Lisa Feldman Barrett argues in How Emotions Are Made that the separation that we’ve created between emotional areas of the brain and non-emotional areas are fiction and that we find that the neural circuitry that drives our thoughts is interconnected with the circuitry associated with emotion. Ricard notes, “The traditional languages of Buddhism have no word for emotion as such. That may be because according to Buddhism all types of mental activity, including rational thought, are associated with some kind of feeling, be it one of pleasure, pain, or indifference.” In short, our emotions may not be separable from our thoughts.
It’s more accurate to say that those who have happiness haven’t learned to transcend their emotions but rather have come to find a way of accepting them as a part of themselves.
Controlling but Not Repressing
Another way to think about this process is the idea of controlling emotions without repressing them.
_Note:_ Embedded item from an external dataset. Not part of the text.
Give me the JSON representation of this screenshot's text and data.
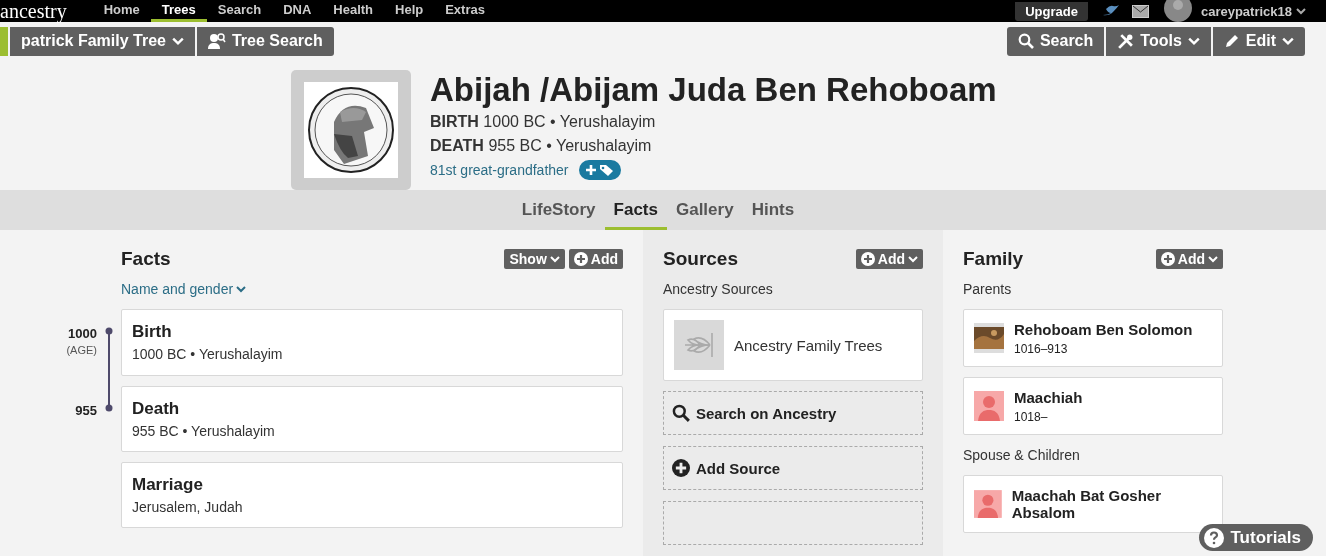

In the practice of meditation, we learn to accept our feelings and then gently guide our thoughts back to the object of meditation. The same approach is useful with our emotions.
When we gently recognize our emotions without reaction or judgement, we create a space where they can develop completely. Allowing them to develop completely doesn’t mean acting on them, it only means that they’re not shunned, judged, or repressed. Emotions, like thoughts, are subject to the Zeigarnik effect. That is, incomplete thoughts or emotions are given greater weight in our minds. (See The Science of Trust for more on the Zeigarnik effect.) So, repressing an emotion may drive it underground, but it will also strengthen it at the same time.
When we repress emotions, we believe they are shameful or that we shouldn’t be having them. This judgement separates the ability to control our emotions from repressing them. Acceptance is necessary for us to work with our emotions, rather than trying to repress them.
Loneliness and Depression
The striking statement “Fifteen percent of Americans report experiencing an intense feeling of loneliness once a week” captures part of the problem with trying to develop happiness. That statement is a scary contrast to the happiness that Ricard is speaking about. In my review of Loneliness, I explained that loneliness has nothing to do with being alone. It’s about feeling alone and disconnected. We cannot completely quiet our yearning to be with other people. It’s wired into our very being. (See Spiritual Evolution for more.) However, curing loneliness isn’t as easy as placing someone in a room full of people. It’s much harder for people to develop the trust necessary to be really seen and understood so that they can be vulnerable and thereby in a real relationship with others. (See Trust => Vulnerability => Intimacy for more on this.)
Accompanying loneliness at the other end of the happiness continuum is depression. It’s clinically recognized and too often medicated. Depression is like trying to fill a tub when the drain is open. It’s like having all the energy sucked out of you. It drains away your happiness. While there are chemical and clinical causes for which treatment is essential, there are also interesting perspectives, including Dr. Glasser’s, who suggests in Choice Theory that we may have more choices to make than we realize even when it comes to depression.
If depression is a choice, then perhaps happiness is a choice too. Perhaps to be happy, we must choose to do the things that we know will lead to happiness. One of those might be to read about Happiness.